By Gail Clifford MD~
Eleven months into the COVID-19 pandemic, healthcare professionals remain stressed beyond reason as they incur high levels of personal risk. With patients sicker than we’ve ever seen and too ill to return home, our responsibilities seem to expand every day.
As a hospitalist and board-certified physician in Internal Medicine, I treat patients exclusively in the hospital. It’s clear we are now entering another critical stage of the pandemic. And while it’s very disheartening that the Coronavirus wasn’t stopped earlier, we must deal with what we currently face.
Within each region, we are seeing a higher volume of patients filling emergency departments, intensive care units, and hospital floors. As the surge hits rural areas, we are beginning to see the effects of nationwide critical staffing shortages within healthcare facilities, which now impacts us directly. Specifically, we are seeing a rise in the number of quarantined and COVID-positive healthcare staff. The majority of these cases are a result of exposures during group and/or community gatherings.
Hospital employees and staff take all precautions possible to protect ourselves at work, only to be exposed to contact outside the hospital. Remaining staff are then forced to work with more patients and fewer resources with increased risk of contracting the virus.
Unfortunately, my hospital won’t guarantee treatment should I contract the virus at work. Based on a scarce resources policy, I’d be placed in the same lottery pool as other patients awaiting treatment. It’s discouraging, and makes me think twice about going to work. But my job is to treat sick patients, so I’ll do the best I can, wherever I am, for as long as I can.
We no longer have the resources to shift physicians, nurses, or EMTs across state lines to help in an emergency. The entire country is essentially facing the same problem.
As a citizen, how can you help?
Essential healthcare workers must consider the impact of gathering in large groups outside of work, specifically when not socially distanced and/or masked. We need you to make the same considerations. At the bare minimum, we ask you continue to wear masks and socially distance both indoors and outside.
We want to keep each other safe and continue to provide quality care to our patients. In order to do that, we need staff to be able to come to work safely and minimize the risk of acquiring the virus in the community.

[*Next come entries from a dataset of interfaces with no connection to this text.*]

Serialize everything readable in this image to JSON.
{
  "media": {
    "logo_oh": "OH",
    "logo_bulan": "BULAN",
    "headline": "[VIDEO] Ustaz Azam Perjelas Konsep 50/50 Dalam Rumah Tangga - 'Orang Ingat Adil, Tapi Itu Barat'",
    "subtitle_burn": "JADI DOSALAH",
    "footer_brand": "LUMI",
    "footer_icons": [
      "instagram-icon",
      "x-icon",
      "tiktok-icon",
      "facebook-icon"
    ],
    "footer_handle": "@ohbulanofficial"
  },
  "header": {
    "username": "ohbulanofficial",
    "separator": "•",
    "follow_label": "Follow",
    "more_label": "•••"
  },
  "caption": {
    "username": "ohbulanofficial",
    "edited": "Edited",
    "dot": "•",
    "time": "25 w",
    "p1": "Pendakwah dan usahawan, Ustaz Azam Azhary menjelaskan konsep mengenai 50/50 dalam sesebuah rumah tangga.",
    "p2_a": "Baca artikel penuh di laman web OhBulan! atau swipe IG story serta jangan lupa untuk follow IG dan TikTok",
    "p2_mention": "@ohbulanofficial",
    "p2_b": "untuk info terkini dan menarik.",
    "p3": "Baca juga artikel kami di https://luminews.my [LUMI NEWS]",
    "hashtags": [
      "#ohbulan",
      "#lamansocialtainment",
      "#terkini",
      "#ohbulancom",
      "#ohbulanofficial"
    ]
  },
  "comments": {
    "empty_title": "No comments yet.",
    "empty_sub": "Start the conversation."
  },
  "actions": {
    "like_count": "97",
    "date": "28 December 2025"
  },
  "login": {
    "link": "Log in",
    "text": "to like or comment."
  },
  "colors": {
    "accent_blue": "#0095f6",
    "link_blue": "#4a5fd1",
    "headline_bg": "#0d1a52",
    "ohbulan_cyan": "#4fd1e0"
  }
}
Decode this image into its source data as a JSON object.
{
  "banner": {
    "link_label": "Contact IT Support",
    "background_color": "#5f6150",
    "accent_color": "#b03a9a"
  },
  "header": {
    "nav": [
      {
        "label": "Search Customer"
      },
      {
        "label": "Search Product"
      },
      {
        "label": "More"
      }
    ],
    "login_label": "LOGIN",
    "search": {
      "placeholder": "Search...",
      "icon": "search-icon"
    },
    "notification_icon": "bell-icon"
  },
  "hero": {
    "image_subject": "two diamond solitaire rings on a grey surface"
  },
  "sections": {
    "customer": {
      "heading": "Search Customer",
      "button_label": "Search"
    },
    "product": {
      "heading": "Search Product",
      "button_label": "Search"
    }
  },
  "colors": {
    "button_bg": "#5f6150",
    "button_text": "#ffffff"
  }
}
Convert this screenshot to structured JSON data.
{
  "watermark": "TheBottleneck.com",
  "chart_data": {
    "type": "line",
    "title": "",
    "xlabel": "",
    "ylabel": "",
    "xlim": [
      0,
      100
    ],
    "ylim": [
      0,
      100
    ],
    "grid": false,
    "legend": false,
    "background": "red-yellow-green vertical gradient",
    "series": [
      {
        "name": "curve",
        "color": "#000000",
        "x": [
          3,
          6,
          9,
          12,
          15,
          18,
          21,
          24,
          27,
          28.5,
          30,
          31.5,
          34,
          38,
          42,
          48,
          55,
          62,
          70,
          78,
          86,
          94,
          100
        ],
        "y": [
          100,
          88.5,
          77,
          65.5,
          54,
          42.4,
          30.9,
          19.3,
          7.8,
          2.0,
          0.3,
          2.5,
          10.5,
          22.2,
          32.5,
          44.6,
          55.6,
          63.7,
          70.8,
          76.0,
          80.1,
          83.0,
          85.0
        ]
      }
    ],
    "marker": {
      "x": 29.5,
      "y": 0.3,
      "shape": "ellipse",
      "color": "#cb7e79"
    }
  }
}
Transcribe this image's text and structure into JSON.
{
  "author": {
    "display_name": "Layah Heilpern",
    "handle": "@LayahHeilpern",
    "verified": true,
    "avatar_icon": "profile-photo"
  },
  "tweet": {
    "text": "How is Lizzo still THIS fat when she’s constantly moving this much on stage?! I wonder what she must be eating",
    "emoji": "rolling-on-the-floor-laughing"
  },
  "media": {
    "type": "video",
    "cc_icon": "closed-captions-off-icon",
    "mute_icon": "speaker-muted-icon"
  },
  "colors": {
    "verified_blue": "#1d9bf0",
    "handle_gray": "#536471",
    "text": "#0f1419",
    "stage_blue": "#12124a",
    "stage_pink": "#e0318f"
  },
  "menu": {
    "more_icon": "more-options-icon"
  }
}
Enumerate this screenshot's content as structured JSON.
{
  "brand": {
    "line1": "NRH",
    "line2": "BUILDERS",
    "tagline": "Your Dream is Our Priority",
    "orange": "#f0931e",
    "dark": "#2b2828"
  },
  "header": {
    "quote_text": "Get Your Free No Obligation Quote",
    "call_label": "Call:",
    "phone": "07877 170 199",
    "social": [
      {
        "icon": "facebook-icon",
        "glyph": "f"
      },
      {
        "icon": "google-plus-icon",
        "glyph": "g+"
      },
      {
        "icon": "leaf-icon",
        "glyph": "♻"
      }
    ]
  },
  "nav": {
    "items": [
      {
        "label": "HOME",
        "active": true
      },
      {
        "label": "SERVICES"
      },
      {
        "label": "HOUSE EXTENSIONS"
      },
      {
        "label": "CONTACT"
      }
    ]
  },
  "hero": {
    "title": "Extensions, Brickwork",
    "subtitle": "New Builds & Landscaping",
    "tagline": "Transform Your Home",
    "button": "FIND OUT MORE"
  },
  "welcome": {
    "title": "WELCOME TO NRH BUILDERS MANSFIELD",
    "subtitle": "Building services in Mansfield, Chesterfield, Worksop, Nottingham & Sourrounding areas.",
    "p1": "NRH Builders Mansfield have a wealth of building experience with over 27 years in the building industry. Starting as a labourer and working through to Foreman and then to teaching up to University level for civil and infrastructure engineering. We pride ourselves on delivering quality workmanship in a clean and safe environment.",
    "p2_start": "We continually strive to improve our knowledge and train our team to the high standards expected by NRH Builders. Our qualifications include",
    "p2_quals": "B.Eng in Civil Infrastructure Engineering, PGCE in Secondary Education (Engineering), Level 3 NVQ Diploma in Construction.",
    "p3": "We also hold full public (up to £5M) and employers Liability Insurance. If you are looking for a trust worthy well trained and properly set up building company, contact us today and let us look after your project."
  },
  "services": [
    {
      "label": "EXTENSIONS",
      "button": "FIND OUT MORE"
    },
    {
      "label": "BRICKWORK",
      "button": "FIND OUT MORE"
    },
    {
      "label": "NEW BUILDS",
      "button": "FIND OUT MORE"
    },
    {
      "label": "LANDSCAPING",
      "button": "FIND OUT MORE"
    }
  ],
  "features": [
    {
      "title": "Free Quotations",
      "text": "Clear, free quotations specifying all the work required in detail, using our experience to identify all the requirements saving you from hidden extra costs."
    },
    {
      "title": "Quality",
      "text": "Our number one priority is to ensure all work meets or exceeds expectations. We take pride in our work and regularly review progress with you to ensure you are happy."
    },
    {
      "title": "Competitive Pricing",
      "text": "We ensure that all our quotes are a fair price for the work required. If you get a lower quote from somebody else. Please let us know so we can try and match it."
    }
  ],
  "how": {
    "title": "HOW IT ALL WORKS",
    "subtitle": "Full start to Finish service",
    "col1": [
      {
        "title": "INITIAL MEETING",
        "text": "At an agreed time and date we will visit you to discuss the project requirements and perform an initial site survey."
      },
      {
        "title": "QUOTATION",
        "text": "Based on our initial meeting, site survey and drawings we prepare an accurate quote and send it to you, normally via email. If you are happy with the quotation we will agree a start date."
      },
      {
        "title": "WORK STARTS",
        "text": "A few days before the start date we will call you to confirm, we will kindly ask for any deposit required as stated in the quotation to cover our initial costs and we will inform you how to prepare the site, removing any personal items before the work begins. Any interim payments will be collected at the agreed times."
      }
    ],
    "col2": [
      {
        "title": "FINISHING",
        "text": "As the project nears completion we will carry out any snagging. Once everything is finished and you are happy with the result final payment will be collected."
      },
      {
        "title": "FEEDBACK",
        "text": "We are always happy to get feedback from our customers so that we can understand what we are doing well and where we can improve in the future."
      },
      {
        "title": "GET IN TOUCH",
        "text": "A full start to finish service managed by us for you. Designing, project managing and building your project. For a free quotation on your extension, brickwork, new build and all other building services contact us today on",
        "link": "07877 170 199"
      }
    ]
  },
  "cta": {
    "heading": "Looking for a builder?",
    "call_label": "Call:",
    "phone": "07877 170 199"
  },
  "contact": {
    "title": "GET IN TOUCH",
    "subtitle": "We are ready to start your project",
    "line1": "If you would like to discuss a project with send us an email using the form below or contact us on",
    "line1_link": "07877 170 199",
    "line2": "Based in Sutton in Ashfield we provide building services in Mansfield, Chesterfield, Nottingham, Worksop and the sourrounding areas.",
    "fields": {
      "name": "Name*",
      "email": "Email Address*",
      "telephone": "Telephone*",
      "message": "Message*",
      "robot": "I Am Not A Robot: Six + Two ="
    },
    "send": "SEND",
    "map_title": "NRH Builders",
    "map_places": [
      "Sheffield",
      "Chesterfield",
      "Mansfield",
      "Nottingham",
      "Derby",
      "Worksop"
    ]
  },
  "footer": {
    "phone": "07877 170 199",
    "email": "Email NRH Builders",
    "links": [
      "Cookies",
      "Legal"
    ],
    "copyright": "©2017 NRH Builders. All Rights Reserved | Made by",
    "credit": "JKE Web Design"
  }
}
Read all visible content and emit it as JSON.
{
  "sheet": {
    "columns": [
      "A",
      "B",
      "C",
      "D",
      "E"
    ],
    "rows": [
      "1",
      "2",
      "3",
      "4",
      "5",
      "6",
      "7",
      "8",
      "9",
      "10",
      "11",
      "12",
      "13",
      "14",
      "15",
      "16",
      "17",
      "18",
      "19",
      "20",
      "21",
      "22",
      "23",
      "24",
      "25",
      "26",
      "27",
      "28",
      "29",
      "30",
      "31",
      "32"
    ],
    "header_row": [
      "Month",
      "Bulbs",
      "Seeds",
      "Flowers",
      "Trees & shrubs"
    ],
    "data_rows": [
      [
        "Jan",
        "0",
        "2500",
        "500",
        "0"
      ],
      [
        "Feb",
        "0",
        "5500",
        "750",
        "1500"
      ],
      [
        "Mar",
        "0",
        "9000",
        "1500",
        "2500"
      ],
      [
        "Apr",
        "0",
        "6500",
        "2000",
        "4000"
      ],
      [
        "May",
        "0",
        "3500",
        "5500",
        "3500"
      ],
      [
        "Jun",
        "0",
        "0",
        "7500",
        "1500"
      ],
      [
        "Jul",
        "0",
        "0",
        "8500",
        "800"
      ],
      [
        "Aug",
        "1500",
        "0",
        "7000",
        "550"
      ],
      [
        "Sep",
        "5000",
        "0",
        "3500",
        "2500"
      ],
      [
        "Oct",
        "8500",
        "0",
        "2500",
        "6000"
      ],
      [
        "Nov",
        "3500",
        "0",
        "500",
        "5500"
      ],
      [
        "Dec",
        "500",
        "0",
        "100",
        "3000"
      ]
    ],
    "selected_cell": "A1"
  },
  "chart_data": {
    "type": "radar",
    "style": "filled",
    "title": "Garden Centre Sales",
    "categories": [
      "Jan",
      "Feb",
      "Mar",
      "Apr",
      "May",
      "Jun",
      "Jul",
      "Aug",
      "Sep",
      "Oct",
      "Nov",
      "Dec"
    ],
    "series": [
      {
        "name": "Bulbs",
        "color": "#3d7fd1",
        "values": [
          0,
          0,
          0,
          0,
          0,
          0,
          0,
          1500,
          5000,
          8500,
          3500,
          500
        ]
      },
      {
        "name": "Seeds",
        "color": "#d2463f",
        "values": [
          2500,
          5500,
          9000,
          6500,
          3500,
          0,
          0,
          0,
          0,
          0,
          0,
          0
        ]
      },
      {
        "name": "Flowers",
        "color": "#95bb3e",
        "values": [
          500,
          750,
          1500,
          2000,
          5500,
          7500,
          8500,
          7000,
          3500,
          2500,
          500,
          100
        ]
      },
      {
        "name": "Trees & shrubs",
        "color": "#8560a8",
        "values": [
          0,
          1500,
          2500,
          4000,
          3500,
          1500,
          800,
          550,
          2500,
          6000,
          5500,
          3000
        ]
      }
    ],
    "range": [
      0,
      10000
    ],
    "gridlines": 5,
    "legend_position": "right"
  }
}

So many of us have little energy to do more than go to work and go home. In rural areas, we don’t have the advantages of grocery delivery or other convenient amenities. We’re forced to buy essentials at the store just as you are. Few of us can practice our faith as we had previously, relying solely on virtual mass or services. We do the best we can.
By following the CDC guidelines, hospitals work to provide a safely monitored and controlled environment in which staff can feel comfortable. Please help us to maintain this environment for everyone by following CDC guidelines, as well. Without your help, we are at a very real risk of meeting or exceeding the death toll in the United States from the 1917-1918 Spanish Influenza outbreak — a cost of 950,000 Americans.
COVID-19 a once-in-a-century viral pandemic, and it’s going to take socially responsible actions from everyone to overcome it.